» The problem: Collect each line of the records containing the string "period".

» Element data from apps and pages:

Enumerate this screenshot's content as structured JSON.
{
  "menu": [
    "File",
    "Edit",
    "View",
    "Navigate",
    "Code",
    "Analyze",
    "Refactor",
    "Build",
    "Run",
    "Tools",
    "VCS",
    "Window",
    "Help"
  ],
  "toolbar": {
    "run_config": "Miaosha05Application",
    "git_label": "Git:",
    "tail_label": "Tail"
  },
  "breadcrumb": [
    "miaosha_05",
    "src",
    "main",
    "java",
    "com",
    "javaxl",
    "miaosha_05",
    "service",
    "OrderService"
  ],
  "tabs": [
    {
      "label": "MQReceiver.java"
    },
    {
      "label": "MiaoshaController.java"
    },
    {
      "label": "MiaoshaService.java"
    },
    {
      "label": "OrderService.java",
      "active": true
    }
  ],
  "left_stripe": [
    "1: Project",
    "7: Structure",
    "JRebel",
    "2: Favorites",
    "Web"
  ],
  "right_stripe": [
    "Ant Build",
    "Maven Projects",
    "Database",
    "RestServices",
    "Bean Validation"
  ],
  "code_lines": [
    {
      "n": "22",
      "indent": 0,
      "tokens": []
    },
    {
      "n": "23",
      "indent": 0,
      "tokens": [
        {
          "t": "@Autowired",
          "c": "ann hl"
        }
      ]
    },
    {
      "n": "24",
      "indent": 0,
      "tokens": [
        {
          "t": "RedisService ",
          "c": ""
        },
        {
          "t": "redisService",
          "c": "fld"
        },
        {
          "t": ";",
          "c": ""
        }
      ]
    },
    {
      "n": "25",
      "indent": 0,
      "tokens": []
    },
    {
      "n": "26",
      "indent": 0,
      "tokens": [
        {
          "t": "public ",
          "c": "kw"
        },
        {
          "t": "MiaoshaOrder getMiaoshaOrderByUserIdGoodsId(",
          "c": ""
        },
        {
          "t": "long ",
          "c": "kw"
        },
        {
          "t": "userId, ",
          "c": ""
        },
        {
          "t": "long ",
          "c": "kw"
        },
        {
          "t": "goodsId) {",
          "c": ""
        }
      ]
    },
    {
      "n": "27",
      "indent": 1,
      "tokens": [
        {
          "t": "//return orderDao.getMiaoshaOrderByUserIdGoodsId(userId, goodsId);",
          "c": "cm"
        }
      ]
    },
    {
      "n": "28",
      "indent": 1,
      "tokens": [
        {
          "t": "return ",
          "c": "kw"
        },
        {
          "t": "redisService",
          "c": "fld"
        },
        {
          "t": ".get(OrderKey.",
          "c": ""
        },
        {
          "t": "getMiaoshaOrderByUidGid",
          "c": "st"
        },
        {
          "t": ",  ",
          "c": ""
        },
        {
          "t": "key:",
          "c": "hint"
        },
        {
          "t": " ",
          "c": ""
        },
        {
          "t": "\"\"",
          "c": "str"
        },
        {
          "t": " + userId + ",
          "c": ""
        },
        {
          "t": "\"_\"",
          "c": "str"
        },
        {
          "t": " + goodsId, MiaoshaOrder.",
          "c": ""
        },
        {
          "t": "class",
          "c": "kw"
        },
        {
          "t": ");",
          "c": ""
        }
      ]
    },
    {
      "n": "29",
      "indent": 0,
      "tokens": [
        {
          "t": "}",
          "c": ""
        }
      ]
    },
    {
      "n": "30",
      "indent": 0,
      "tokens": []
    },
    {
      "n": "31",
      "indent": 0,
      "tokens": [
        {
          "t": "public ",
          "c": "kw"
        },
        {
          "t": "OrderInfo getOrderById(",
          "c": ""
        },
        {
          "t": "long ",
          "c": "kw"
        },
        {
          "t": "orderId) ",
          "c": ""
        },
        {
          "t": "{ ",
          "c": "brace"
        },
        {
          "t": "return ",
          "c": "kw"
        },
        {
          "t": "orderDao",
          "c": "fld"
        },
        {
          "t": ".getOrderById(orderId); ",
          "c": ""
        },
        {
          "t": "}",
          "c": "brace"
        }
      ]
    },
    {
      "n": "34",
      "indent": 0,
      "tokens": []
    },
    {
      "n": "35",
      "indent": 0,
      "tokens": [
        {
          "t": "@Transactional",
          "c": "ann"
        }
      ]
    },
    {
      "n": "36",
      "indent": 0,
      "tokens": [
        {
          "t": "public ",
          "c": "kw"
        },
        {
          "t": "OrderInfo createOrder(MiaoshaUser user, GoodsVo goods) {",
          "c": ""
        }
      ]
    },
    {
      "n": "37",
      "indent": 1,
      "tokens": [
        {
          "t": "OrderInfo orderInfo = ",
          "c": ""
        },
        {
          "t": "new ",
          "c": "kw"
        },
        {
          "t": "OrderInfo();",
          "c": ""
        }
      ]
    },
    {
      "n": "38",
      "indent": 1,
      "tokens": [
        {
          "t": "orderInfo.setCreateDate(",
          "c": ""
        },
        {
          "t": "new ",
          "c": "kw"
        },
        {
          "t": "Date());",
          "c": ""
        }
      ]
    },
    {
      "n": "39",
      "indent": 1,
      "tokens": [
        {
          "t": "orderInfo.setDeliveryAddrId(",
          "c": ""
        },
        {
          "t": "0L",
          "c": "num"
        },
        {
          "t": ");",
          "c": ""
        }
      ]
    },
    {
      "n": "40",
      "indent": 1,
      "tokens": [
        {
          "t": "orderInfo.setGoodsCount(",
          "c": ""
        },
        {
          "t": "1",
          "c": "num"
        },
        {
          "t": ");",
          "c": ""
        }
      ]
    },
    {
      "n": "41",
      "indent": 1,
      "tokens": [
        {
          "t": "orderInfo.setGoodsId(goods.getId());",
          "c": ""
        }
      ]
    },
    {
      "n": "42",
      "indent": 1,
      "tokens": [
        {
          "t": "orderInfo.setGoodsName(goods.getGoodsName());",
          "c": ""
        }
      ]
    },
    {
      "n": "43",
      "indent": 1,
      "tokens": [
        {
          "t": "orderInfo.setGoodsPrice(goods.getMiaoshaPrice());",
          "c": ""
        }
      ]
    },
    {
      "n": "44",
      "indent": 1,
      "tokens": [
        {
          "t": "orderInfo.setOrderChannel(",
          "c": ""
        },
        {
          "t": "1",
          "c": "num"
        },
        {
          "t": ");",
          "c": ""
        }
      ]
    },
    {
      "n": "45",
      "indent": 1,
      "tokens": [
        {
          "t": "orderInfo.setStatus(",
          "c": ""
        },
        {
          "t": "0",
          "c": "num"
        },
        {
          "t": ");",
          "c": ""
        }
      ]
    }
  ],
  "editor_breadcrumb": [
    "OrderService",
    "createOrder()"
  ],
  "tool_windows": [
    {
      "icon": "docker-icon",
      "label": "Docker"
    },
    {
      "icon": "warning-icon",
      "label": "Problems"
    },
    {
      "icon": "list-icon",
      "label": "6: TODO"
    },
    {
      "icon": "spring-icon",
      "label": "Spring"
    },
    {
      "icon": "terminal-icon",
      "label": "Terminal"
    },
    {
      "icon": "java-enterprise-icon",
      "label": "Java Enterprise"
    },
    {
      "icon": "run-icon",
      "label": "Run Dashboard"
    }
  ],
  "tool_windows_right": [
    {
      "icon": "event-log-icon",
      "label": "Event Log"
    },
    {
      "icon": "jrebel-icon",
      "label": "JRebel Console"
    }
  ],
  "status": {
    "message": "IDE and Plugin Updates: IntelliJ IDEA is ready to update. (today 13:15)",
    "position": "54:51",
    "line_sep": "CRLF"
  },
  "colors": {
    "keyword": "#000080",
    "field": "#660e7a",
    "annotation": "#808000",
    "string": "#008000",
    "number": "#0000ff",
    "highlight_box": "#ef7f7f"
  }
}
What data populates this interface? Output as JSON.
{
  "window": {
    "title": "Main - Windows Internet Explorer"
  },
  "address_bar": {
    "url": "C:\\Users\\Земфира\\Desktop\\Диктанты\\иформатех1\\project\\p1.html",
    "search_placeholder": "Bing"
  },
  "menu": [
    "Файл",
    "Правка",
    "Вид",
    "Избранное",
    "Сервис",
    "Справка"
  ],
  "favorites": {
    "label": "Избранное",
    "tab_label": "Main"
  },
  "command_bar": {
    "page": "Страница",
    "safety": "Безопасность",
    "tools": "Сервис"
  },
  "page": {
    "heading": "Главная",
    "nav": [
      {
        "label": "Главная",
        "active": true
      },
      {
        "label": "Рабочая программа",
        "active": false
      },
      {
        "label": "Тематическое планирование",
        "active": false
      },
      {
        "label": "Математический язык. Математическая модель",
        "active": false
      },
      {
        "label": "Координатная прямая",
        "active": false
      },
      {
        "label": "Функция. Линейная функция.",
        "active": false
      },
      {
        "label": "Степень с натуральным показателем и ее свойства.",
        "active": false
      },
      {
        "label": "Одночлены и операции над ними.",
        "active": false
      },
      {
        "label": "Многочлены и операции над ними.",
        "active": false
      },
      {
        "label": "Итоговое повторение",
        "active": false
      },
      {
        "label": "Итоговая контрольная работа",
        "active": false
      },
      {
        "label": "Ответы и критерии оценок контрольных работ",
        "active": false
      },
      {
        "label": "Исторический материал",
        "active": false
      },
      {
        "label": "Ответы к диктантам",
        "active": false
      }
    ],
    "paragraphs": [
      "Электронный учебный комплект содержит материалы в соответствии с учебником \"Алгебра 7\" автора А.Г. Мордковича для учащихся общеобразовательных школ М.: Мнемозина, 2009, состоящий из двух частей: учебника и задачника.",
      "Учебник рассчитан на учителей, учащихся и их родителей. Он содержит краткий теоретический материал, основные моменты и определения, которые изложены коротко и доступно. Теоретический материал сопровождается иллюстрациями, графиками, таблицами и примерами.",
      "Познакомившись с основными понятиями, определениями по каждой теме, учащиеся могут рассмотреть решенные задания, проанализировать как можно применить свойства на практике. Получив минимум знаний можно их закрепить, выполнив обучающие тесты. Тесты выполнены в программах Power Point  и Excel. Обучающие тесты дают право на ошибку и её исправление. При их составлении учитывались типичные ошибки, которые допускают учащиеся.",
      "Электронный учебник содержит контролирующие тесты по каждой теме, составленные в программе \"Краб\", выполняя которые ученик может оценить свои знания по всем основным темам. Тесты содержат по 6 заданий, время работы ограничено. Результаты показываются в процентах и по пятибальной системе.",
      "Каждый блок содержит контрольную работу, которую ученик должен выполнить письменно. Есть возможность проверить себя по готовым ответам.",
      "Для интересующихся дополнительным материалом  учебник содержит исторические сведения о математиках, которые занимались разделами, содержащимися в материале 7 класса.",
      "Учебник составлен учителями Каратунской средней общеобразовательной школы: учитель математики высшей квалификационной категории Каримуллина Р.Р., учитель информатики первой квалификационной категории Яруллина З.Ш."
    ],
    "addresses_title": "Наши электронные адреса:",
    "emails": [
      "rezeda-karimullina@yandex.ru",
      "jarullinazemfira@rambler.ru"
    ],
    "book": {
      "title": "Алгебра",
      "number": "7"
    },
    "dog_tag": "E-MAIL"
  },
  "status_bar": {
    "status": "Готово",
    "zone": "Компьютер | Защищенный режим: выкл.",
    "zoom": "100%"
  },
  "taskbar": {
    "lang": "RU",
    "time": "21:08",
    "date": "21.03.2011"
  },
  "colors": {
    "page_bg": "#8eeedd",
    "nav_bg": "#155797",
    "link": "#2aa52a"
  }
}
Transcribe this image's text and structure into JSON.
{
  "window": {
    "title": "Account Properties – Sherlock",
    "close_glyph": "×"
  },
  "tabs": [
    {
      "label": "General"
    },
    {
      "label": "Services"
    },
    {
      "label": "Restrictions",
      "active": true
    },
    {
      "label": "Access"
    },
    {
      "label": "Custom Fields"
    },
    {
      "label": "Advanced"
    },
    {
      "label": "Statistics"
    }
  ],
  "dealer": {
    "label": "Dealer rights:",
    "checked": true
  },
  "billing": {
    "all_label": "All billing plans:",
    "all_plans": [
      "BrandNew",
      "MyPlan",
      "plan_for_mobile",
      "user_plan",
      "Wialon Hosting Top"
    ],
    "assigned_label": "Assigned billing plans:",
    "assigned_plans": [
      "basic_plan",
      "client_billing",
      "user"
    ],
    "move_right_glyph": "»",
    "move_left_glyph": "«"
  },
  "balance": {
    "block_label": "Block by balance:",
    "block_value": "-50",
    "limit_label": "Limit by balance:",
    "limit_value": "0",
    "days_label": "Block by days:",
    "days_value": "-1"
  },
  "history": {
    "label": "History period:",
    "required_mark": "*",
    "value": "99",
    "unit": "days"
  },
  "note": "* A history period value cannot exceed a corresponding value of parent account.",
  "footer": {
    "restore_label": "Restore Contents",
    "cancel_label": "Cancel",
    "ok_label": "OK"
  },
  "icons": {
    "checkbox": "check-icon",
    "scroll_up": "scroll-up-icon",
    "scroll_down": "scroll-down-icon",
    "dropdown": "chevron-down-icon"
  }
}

» Your response:
    "label": "History period:",
  "note": "* A history period value cannot exceed a corresponding value of parent account.",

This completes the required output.